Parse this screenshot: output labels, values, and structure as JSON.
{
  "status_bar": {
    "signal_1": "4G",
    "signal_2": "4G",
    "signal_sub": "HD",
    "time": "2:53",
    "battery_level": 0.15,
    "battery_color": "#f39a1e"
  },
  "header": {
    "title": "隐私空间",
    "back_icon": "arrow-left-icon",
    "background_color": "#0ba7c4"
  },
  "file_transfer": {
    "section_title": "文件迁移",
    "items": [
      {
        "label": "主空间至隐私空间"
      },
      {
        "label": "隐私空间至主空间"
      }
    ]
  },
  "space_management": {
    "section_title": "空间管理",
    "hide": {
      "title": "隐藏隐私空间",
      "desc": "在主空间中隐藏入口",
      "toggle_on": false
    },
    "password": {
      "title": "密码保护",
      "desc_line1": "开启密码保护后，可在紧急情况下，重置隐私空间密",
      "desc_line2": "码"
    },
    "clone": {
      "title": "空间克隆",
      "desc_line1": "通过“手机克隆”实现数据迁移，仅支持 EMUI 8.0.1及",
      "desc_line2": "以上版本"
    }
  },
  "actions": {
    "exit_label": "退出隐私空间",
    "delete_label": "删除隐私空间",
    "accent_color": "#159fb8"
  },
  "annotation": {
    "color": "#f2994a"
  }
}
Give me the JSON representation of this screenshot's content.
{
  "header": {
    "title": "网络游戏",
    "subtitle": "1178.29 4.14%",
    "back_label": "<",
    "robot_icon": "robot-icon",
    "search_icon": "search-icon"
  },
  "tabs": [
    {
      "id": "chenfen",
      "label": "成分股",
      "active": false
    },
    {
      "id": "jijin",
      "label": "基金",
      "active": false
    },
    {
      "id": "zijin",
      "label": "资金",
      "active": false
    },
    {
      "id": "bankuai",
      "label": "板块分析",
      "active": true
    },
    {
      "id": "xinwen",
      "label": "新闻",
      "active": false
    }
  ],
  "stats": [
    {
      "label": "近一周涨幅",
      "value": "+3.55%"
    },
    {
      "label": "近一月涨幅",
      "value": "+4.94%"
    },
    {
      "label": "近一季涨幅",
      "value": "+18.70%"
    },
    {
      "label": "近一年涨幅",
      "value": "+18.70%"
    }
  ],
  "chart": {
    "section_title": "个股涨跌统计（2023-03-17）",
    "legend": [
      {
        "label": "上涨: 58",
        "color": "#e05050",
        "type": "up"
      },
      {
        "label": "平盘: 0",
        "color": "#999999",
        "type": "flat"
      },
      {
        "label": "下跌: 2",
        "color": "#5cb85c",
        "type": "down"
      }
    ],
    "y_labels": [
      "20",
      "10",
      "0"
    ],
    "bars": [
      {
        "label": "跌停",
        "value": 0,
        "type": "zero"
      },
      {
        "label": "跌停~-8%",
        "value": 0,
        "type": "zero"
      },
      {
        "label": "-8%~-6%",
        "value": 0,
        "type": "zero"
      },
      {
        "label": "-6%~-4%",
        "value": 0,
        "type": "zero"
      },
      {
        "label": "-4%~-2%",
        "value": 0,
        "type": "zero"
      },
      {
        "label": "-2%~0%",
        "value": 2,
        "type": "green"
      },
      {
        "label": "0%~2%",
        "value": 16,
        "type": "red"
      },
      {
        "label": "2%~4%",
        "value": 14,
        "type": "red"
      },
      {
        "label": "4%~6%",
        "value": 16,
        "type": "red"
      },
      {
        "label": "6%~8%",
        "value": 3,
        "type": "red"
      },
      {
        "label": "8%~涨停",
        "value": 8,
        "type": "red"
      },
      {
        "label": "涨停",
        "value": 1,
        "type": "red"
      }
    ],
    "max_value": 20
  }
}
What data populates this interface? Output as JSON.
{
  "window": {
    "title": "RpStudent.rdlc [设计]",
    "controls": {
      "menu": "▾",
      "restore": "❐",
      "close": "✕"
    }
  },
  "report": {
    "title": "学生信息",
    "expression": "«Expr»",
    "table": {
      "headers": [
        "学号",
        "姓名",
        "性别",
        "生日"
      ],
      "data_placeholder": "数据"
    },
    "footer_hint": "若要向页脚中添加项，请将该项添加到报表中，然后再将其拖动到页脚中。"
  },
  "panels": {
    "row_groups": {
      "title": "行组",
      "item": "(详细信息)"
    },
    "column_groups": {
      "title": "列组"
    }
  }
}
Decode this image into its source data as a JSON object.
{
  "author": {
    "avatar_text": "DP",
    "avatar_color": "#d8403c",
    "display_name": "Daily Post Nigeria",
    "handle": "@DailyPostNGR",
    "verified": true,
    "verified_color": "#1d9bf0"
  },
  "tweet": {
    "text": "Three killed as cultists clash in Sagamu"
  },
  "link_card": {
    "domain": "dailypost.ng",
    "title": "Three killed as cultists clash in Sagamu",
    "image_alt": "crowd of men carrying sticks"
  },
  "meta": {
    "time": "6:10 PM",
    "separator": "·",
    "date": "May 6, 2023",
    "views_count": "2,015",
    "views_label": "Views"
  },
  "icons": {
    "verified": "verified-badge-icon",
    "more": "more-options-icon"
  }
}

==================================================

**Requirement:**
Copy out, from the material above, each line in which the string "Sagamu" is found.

**Exercise response:**
    "text": "Three killed as cultists clash in Sagamu"
    "title": "Three killed as cultists clash in Sagamu",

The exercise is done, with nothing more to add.